Category Archives: Claudia Cornwall


City of Vancouver Book Award announces shortlist

Independent presses dominate the shortlist for the 2012 City of Vancouver Book Award, which was announced today.

The $2,000 annual prize recognizes “authors of excellence of any genre who contribute to the appreciation and understanding of Vancouver’s history, unique character, or the achievements of its residents.”

The nominees are:

  • V6A: Writing from Vancouver’s Downtown Eastside, John Mikhail Asfour and Elee Kraljii Gardiner, eds. (Arsenal Pulp Press)
  • At the World’s Edge: Curt Lang’s Vancouver, 1937–1998, Claudia Cornwall (Mother Tongue Publishing)
  • Undesirables: White Canada & the Komagata Maru, Ali Kazimi (Douglas & McIntyre)
  • The Better Mother, Jen Sookfong Lee (Random House Canada)
  • YVR, W.H. New (Oolichan Books)

This year’s jury was comprised of former bookseller Jane Bouey, author and educator David Chariandy, and retired Vancouver Sun books editor Rebecca Wigod. The winner will be announced at the Mayor’s Arts Awards gala on Sept. 20.

Curt Lang’s Vancouver: 1937-1998

Will the real Curt Lang please stand up?

Curt was a beatnik poet, painter, photographer, beachcomber, boat builder, fisherman, and software entrepreneur. He was born in Vancouver in 1937 and died there in 1998. He and Freddy Douglas were known as the two hippest guys in Vancouver during the late fifties and sixties. This book is my portrayal of Curt and the wild and crazy scene that swirled around him.  It will be published by Mother Tongue Publishing in the fall of 2011.
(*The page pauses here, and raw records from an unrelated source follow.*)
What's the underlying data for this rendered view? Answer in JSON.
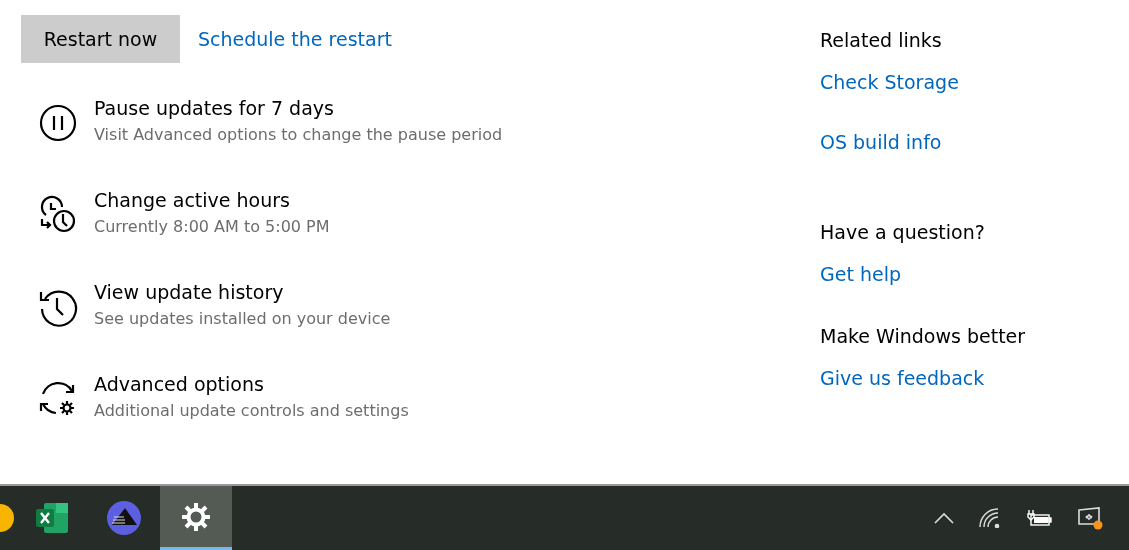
{
  "actions": {
    "restart_button": "Restart now",
    "schedule_link": "Schedule the restart"
  },
  "options": [
    {
      "kind": "pause",
      "title": "Pause updates for 7 days",
      "subtitle": "Visit Advanced options to change the pause period"
    },
    {
      "kind": "hours",
      "title": "Change active hours",
      "subtitle": "Currently 8:00 AM to 5:00 PM"
    },
    {
      "kind": "history",
      "title": "View update history",
      "subtitle": "See updates installed on your device"
    },
    {
      "kind": "advanced",
      "title": "Advanced options",
      "subtitle": "Additional update controls and settings"
    }
  ],
  "sidebar": [
    {
      "heading": "Related links",
      "links": [
        "Check Storage",
        "OS build info"
      ]
    },
    {
      "heading": "Have a question?",
      "links": [
        "Get help"
      ]
    },
    {
      "heading": "Make Windows better",
      "links": [
        "Give us feedback"
      ]
    }
  ],
  "taskbar": {
    "apps": [
      {
        "kind": "yellow",
        "selected": false
      },
      {
        "kind": "sheet",
        "selected": false
      },
      {
        "kind": "pyramid",
        "selected": false
      },
      {
        "kind": "gear",
        "selected": true
      }
    ],
    "tray": [
      {
        "kind": "caret"
      },
      {
        "kind": "wifi"
      },
      {
        "kind": "battery"
      },
      {
        "kind": "screen"
      }
    ]
  }
}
I remember  hiking in a forest with Gordon and my two children.  He was telling them a story about a Druid wizard called Clang. “Clang” was part of Curt’s email address and the wizard bore some resemblance to Curt. We were climbing higher and higher between the Douglas Firs. A mist hung between the trees. I think the story revolved around a major construction project that the wizard was mounting. There were obstacles, delays, frustration. And then I remember that Gordon was overcome by sadness. He couldn’t continue. “It’s too close to the bone,” he said.

There was something wizard-like about Curt. I think that in an earlier and less sophisticated time, a person like him might very well have been so regarded. A shape-shifter he was. Not only did he transform himself several times during his lifetime, but the people around him saw him in such radically different–wildly different–ways. Read more »